▶ [RAW DATA]
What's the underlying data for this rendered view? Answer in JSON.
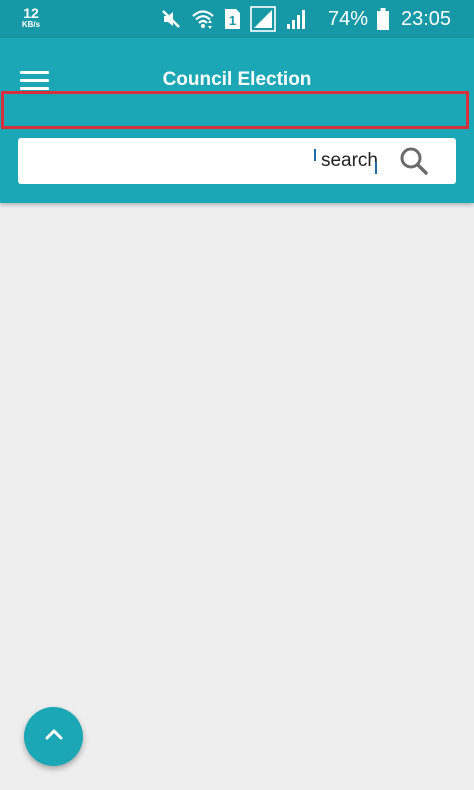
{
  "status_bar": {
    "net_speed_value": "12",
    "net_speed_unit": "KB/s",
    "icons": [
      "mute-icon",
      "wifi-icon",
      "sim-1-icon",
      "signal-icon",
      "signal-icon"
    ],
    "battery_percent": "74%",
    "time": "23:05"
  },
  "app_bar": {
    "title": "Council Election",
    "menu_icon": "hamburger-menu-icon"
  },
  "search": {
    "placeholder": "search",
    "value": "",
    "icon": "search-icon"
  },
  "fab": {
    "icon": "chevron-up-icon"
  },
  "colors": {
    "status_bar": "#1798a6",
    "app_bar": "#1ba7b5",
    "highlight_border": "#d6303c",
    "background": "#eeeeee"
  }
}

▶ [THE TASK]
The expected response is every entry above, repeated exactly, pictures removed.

▶ [RESULT FOR THIS EXERCISE]
What's the underlying data for this rendered view? Answer in JSON.
{
  "status_bar": {
    "net_speed_value": "12",
    "net_speed_unit": "KB/s",
    "icons": [
      "mute-icon",
      "wifi-icon",
      "sim-1-icon",
      "signal-icon",
      "signal-icon"
    ],
    "battery_percent": "74%",
    "time": "23:05"
  },
  "app_bar": {
    "title": "Council Election",
    "menu_icon": "hamburger-menu-icon"
  },
  "search": {
    "placeholder": "search",
    "value": "",
    "icon": "search-icon"
  },
  "fab": {
    "icon": "chevron-up-icon"
  },
  "colors": {
    "status_bar": "#1798a6",
    "app_bar": "#1ba7b5",
    "highlight_border": "#d6303c",
    "background": "#eeeeee"
  }
}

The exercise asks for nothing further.